§ **Problem details**
Scan the data below for the string "Required". Show every line where it turns up.

§ **Extracted data**

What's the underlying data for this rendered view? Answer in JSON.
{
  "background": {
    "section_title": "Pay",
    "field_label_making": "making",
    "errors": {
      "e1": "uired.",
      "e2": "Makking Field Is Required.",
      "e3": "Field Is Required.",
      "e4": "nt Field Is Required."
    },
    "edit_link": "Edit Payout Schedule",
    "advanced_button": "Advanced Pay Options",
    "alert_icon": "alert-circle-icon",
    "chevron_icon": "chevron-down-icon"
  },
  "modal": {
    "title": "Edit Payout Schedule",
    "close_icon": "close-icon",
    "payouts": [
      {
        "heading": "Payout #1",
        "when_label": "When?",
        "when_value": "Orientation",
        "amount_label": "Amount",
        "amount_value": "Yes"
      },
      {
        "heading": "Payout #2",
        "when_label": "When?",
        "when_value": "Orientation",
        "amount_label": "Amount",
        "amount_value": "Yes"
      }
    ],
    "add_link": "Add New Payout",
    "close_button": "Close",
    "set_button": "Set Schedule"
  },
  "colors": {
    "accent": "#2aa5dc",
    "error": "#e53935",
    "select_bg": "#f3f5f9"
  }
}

§ **Your response**
      "e2": "Makking Field Is Required.",
      "e3": "Field Is Required.",
      "e4": "nt Field Is Required."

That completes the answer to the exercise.